page 233 by Brieher et al. show that elongating bundles of actin can, by themselves, propel a bacterium, and do so faster than frequent actin nucleation does.
Actin filament nucleation by Arp2/3 is a prerequisite for movement of the intracellular pathogen Listeria monocytogenes. Through repeated nucleations, Arp2/3 builds a comet tail of short branched actin filaments that push the bug from behind. But Brieher and colleagues show that once some nucleation occurs, comet tails can be built without Arp2/3.

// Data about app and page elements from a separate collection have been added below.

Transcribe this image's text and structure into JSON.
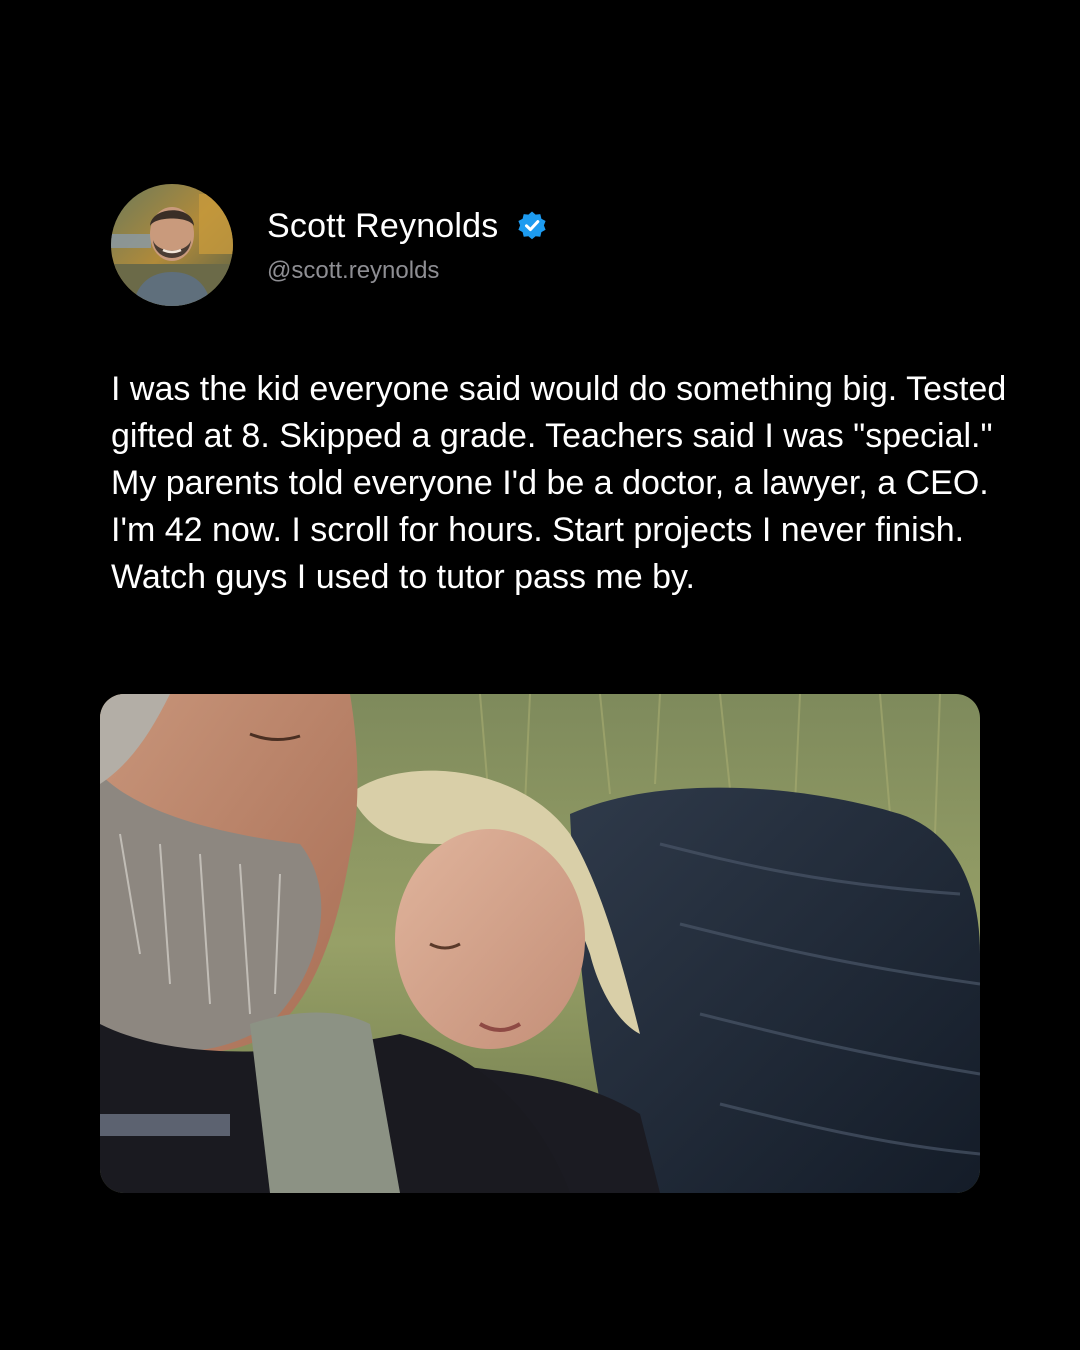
{
  "post": {
    "author": {
      "name": "Scott Reynolds",
      "handle": "@scott.reynolds",
      "verified": true,
      "avatar_icon": "profile-photo-avatar",
      "verified_icon": "verified-badge-icon"
    },
    "text": "I was the kid everyone said would do something big. Tested gifted at 8. Skipped a grade. Teachers said I was \"special.\" My parents told everyone I'd be a doctor, a lawyer, a CEO. I'm 42 now. I scroll for hours. Start projects I never finish. Watch guys I used to tutor pass me by.",
    "media": {
      "type": "photo"
    }
  },
  "colors": {
    "background": "#000000",
    "text_primary": "#ffffff",
    "text_secondary": "#8e8e93",
    "verified_badge": "#1d9bf0"
  }
}
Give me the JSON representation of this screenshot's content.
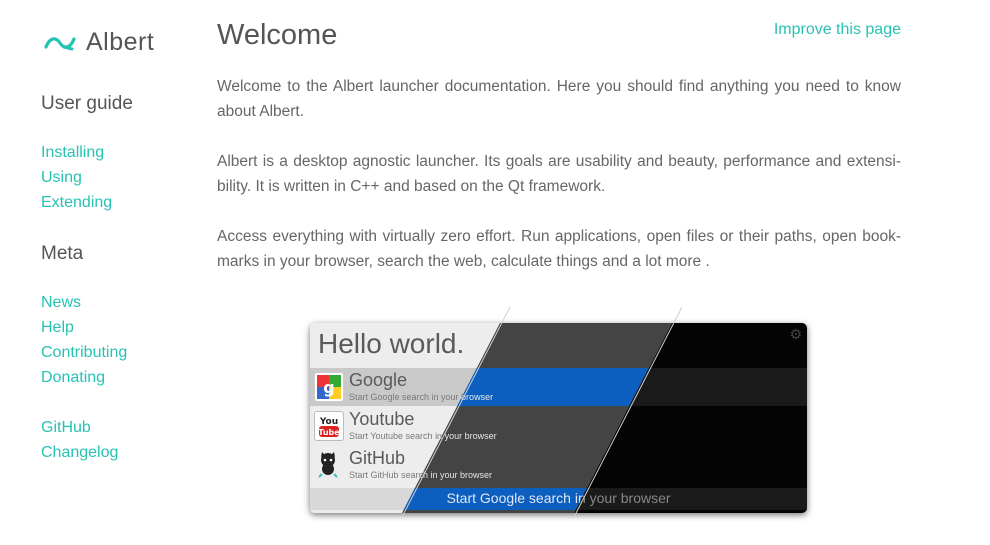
{
  "sidebar": {
    "brand_name": "Albert",
    "sections": [
      {
        "title": "User guide",
        "items": [
          "Installing",
          "Using",
          "Extending"
        ]
      },
      {
        "title": "Meta",
        "items": [
          "News",
          "Help",
          "Contributing",
          "Donating"
        ]
      }
    ],
    "extra_items": [
      "GitHub",
      "Changelog"
    ]
  },
  "main": {
    "title": "Welcome",
    "improve_link": "Improve this page",
    "paragraphs": [
      "Welcome to the Albert launcher documentation. Here you should find anything you need to know about Albert.",
      "Albert is a desktop agnostic launcher. Its goals are usability and beauty, performance and extensi-bility. It is written in C++ and based on the Qt framework.",
      "Access everything with virtually zero effort. Run applications, open files or their paths, open book-marks in your browser, search the web, calculate things and a lot more ."
    ]
  },
  "launcher": {
    "query": "Hello world.",
    "gear_icon": "gear-icon",
    "results": [
      {
        "icon": "google-icon",
        "title": "Google",
        "subtitle": "Start Google search in your browser"
      },
      {
        "icon": "youtube-icon",
        "title": "Youtube",
        "subtitle": "Start Youtube search in your browser"
      },
      {
        "icon": "github-icon",
        "title": "GitHub",
        "subtitle": "Start GitHub search in your browser"
      }
    ],
    "footer": "Start Google search in your browser"
  },
  "colors": {
    "accent": "#26c3b3",
    "selection": "#0d5fbf"
  }
}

Upon Arp2/3 inhibition, the branched filaments elongated into long barrel-shaped tails encircling the bacterium. Bugs building these structures were faster than those using Arp2/3. As the barrels are not attached at the bug's rear, it is not clear how movement is achieved. Fractionation experiments showed that the actin-bundling protein fascin is required, although other bundling proteins also worked. The barrels might work like railroad tracks, with the bundling proteins preventing buckling of the filaments. No motor for these tracks has been found at the actin–bacterium interface however.
If there is no motor, motion may rely on diffusion followed by capture by unbundled filaments. If the more posterior, bundled actin is unable to bind to the bug's surface, net forward movement might occur. At least one other cytoplasmic factor was required in addition to fascin for Arpless motility. Its identification should supply clues regarding the force-generating mechanism.
In infected cells, the bug probably uses both polymerization methods, as both barrels and branched filaments were seen by EM. The combination might be needed to raise enough force to push past the host plasma membrane as the pathogen infects other cells. In other systems, such as fibroblasts, a switch from Arp2/3- to elongation-based assembly might initiate the transition from lamellipodia, which are rich in branched filaments, to filopodia, which contain fascin and parallel actin bundles. ▪